It’s been a long time since I’ve written a blog post, and I’ve been meaning to write this one for quite awhile because it is very near and dear to my heart. However, it’s been a very busy time at our house and this is the first chance I’ve had to actually sit down and do it. One of the things that has kept us so busy is preparation for kindergarten. Yes, it’s spring not fall – but we’ve had a few orientation events looking ahead to when our little one heads to school. I expected these events to be very bittersweet. On one hand, as a teacher I love school. On the other hand, as a mommy I hate to send our little one out into the world. I know that kindergarten these days is often not allowed to be what it used to be, or frankly what it should be. Even in kindergarten, the focus is more and more on worksheets and academic skills instead of learning how to learn and love school.
However, after attending the preliminary orientation meetings, I must say that the sweet has totally overtaken the bitter. The staff at the school addressed every one of my concerns with what are, in my opinion, the “right” answers. The teachers explained that they would start the year working on routines and getting along with others and how to be good citizens, and I began to smile.
The teachers said the children would be doing a lot of coloring and explained the importance of coloring for writing development and building hand and finger strength, and I began to grin. (I was also reminded of one of the saddest stories I’ve ever heard. A few years ago, one of my friends told me about how her daughters’ first grade class had earned a party. They could choose any activity they wanted as a special reward… watch a movie, play a game, have a treat, anything. With all those choices, the class voted to… wait for it… color. The six and seven year old children in the class felt that they didn’t get any time to color and thought it would be the most special activity they could imagine. Heartbreaking.)

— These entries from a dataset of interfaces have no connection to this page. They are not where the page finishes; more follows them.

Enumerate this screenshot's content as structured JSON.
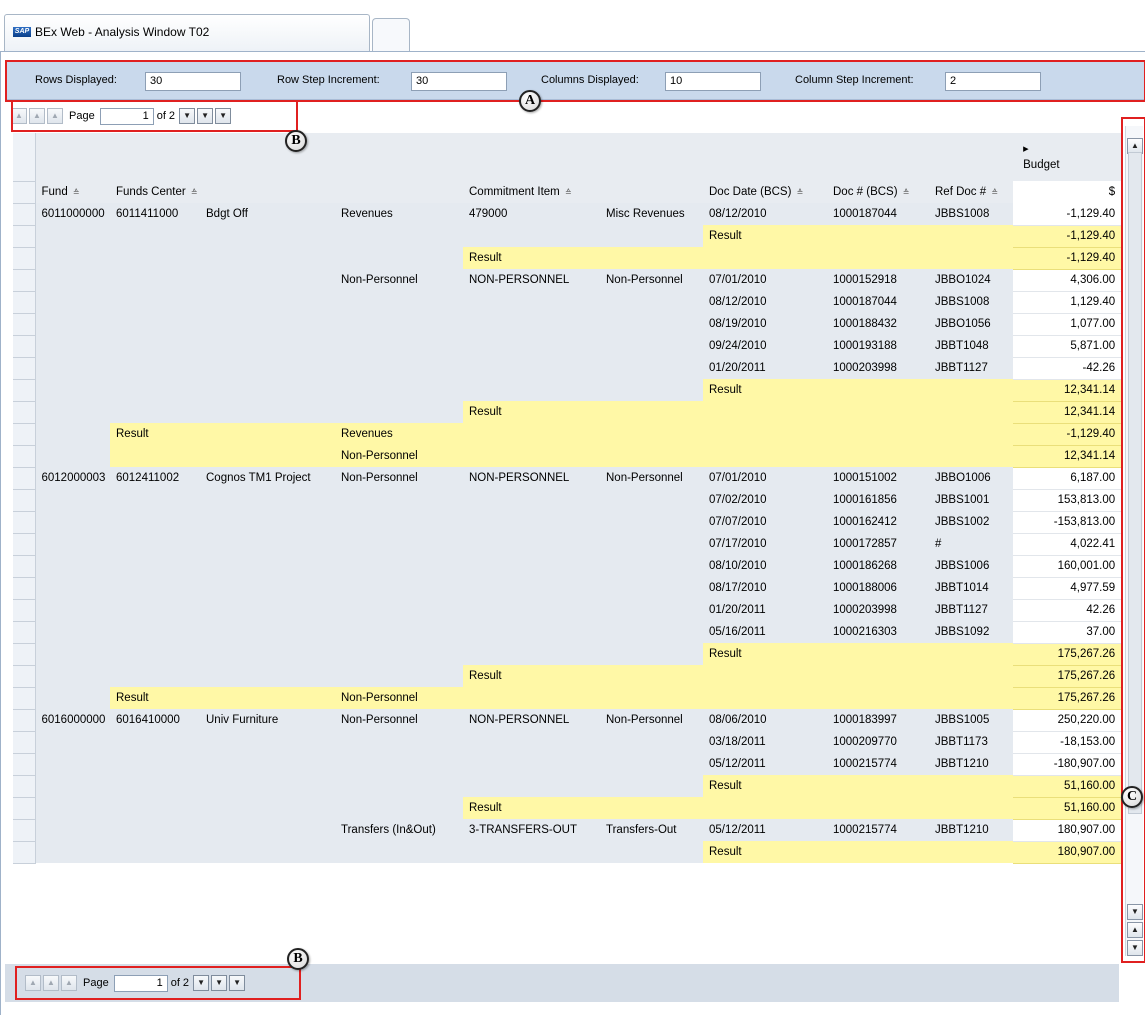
{
  "window": {
    "tab_title": "BEx Web - Analysis Window T02",
    "logo_text": "SAP"
  },
  "settings": {
    "rows_displayed_label": "Rows Displayed:",
    "rows_displayed_value": "30",
    "row_step_label": "Row Step Increment:",
    "row_step_value": "30",
    "columns_displayed_label": "Columns Displayed:",
    "columns_displayed_value": "10",
    "column_step_label": "Column Step Increment:",
    "column_step_value": "2"
  },
  "pager": {
    "page_label": "Page",
    "page_value": "1",
    "of_text": "of 2"
  },
  "callouts": {
    "a": "A",
    "b": "B",
    "c": "C"
  },
  "grid": {
    "budget_header": "Budget",
    "expand_marker": "▸",
    "sort_marker": "≙",
    "headers": {
      "fund": "Fund",
      "funds_center": "Funds Center",
      "commitment_item": "Commitment Item",
      "doc_date": "Doc Date (BCS)",
      "doc_num": "Doc # (BCS)",
      "ref_doc": "Ref Doc #",
      "currency": "$"
    },
    "rows": [
      {
        "c": [
          "6011000000",
          "6011411000",
          "Bdgt Off",
          "Revenues",
          "479000",
          "Misc Revenues",
          "08/12/2010",
          "1000187044",
          "JBBS1008"
        ],
        "v": "-1,129.40",
        "t": "d"
      },
      {
        "c": [
          "",
          "",
          "",
          "",
          "",
          "",
          "Result",
          "",
          ""
        ],
        "v": "-1,129.40",
        "t": "r7"
      },
      {
        "c": [
          "",
          "",
          "",
          "",
          "Result",
          "",
          "",
          "",
          ""
        ],
        "v": "-1,129.40",
        "t": "r5"
      },
      {
        "c": [
          "",
          "",
          "",
          "Non-Personnel",
          "NON-PERSONNEL",
          "Non-Personnel",
          "07/01/2010",
          "1000152918",
          "JBBO1024"
        ],
        "v": "4,306.00",
        "t": "d"
      },
      {
        "c": [
          "",
          "",
          "",
          "",
          "",
          "",
          "08/12/2010",
          "1000187044",
          "JBBS1008"
        ],
        "v": "1,129.40",
        "t": "d"
      },
      {
        "c": [
          "",
          "",
          "",
          "",
          "",
          "",
          "08/19/2010",
          "1000188432",
          "JBBO1056"
        ],
        "v": "1,077.00",
        "t": "d"
      },
      {
        "c": [
          "",
          "",
          "",
          "",
          "",
          "",
          "09/24/2010",
          "1000193188",
          "JBBT1048"
        ],
        "v": "5,871.00",
        "t": "d"
      },
      {
        "c": [
          "",
          "",
          "",
          "",
          "",
          "",
          "01/20/2011",
          "1000203998",
          "JBBT1127"
        ],
        "v": "-42.26",
        "t": "d"
      },
      {
        "c": [
          "",
          "",
          "",
          "",
          "",
          "",
          "Result",
          "",
          ""
        ],
        "v": "12,341.14",
        "t": "r7"
      },
      {
        "c": [
          "",
          "",
          "",
          "",
          "Result",
          "",
          "",
          "",
          ""
        ],
        "v": "12,341.14",
        "t": "r5"
      },
      {
        "c": [
          "",
          "Result",
          "",
          "Revenues",
          "",
          "",
          "",
          "",
          ""
        ],
        "v": "-1,129.40",
        "t": "r2"
      },
      {
        "c": [
          "",
          "",
          "",
          "Non-Personnel",
          "",
          "",
          "",
          "",
          ""
        ],
        "v": "12,341.14",
        "t": "r2b"
      },
      {
        "c": [
          "6012000003",
          "6012411002",
          "Cognos TM1 Project",
          "Non-Personnel",
          "NON-PERSONNEL",
          "Non-Personnel",
          "07/01/2010",
          "1000151002",
          "JBBO1006"
        ],
        "v": "6,187.00",
        "t": "d"
      },
      {
        "c": [
          "",
          "",
          "",
          "",
          "",
          "",
          "07/02/2010",
          "1000161856",
          "JBBS1001"
        ],
        "v": "153,813.00",
        "t": "d"
      },
      {
        "c": [
          "",
          "",
          "",
          "",
          "",
          "",
          "07/07/2010",
          "1000162412",
          "JBBS1002"
        ],
        "v": "-153,813.00",
        "t": "d"
      },
      {
        "c": [
          "",
          "",
          "",
          "",
          "",
          "",
          "07/17/2010",
          "1000172857",
          "#"
        ],
        "v": "4,022.41",
        "t": "d"
      },
      {
        "c": [
          "",
          "",
          "",
          "",
          "",
          "",
          "08/10/2010",
          "1000186268",
          "JBBS1006"
        ],
        "v": "160,001.00",
        "t": "d"
      },
      {
        "c": [
          "",
          "",
          "",
          "",
          "",
          "",
          "08/17/2010",
          "1000188006",
          "JBBT1014"
        ],
        "v": "4,977.59",
        "t": "d"
      },
      {
        "c": [
          "",
          "",
          "",
          "",
          "",
          "",
          "01/20/2011",
          "1000203998",
          "JBBT1127"
        ],
        "v": "42.26",
        "t": "d"
      },
      {
        "c": [
          "",
          "",
          "",
          "",
          "",
          "",
          "05/16/2011",
          "1000216303",
          "JBBS1092"
        ],
        "v": "37.00",
        "t": "d"
      },
      {
        "c": [
          "",
          "",
          "",
          "",
          "",
          "",
          "Result",
          "",
          ""
        ],
        "v": "175,267.26",
        "t": "r7"
      },
      {
        "c": [
          "",
          "",
          "",
          "",
          "Result",
          "",
          "",
          "",
          ""
        ],
        "v": "175,267.26",
        "t": "r5"
      },
      {
        "c": [
          "",
          "Result",
          "",
          "Non-Personnel",
          "",
          "",
          "",
          "",
          ""
        ],
        "v": "175,267.26",
        "t": "r2"
      },
      {
        "c": [
          "6016000000",
          "6016410000",
          "Univ Furniture",
          "Non-Personnel",
          "NON-PERSONNEL",
          "Non-Personnel",
          "08/06/2010",
          "1000183997",
          "JBBS1005"
        ],
        "v": "250,220.00",
        "t": "d"
      },
      {
        "c": [
          "",
          "",
          "",
          "",
          "",
          "",
          "03/18/2011",
          "1000209770",
          "JBBT1173"
        ],
        "v": "-18,153.00",
        "t": "d"
      },
      {
        "c": [
          "",
          "",
          "",
          "",
          "",
          "",
          "05/12/2011",
          "1000215774",
          "JBBT1210"
        ],
        "v": "-180,907.00",
        "t": "d"
      },
      {
        "c": [
          "",
          "",
          "",
          "",
          "",
          "",
          "Result",
          "",
          ""
        ],
        "v": "51,160.00",
        "t": "r7"
      },
      {
        "c": [
          "",
          "",
          "",
          "",
          "Result",
          "",
          "",
          "",
          ""
        ],
        "v": "51,160.00",
        "t": "r5"
      },
      {
        "c": [
          "",
          "",
          "",
          "Transfers (In&Out)",
          "3-TRANSFERS-OUT",
          "Transfers-Out",
          "05/12/2011",
          "1000215774",
          "JBBT1210"
        ],
        "v": "180,907.00",
        "t": "d"
      },
      {
        "c": [
          "",
          "",
          "",
          "",
          "",
          "",
          "Result",
          "",
          ""
        ],
        "v": "180,907.00",
        "t": "r7"
      }
    ]
  }
}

The teachers explained that they would have discovery time each day for science experiments and social studies activities, and I found myself drawing little hearts and smiley faces all over the presentation handouts.
And then – be still my heart – the teachers said that they would do many seasonal crafts, and I almost started crying happy tears. It was all I could do not to jump to my feet and cheer. Clearly, as the title of this blog indicates, I do love seasonal crafts. However, it wasn’t just my love of all things seasonal that made me so happy to hear this. I was under the impression that seasonal crafts were no longer allowed in any elementary school anywhere. Think back to your days in elementary school – I’m willing to bet that several of your happiest memorable activities revolve around various holiday projects and parties. At least mine do. Of course being able to make a hand turkey or a bouquet of spring flowers out of tissue paper won’t ever be tested on a standardized test, but I believe the benefits of doing seasonal crafts are much more far reaching than any skill and drill worksheet could ever be. They help children follow multiple step directions. They help develop hand-eye coordination. They help children learn to take pride in the way their work looks and always do their best. They help children express their creativity by putting individual touches on each project. And most important of all, they are fun. They make children happy, and they help them realize that school is a fun place to be. No real learning can take place until children feel happy to be at school.
Thanks to the wonderful fist experiences at our daughter’s new school, we can tell she already does feel happy about it. A few days after our first orientation visit, she wrote a book about how to get ready for kindergarten. She drew smiling children riding on the school bus, and she drew rooms in a school full of more smiling children and bustling activity – just the way school should be.
I’m so grateful to know that schools like this one still exist.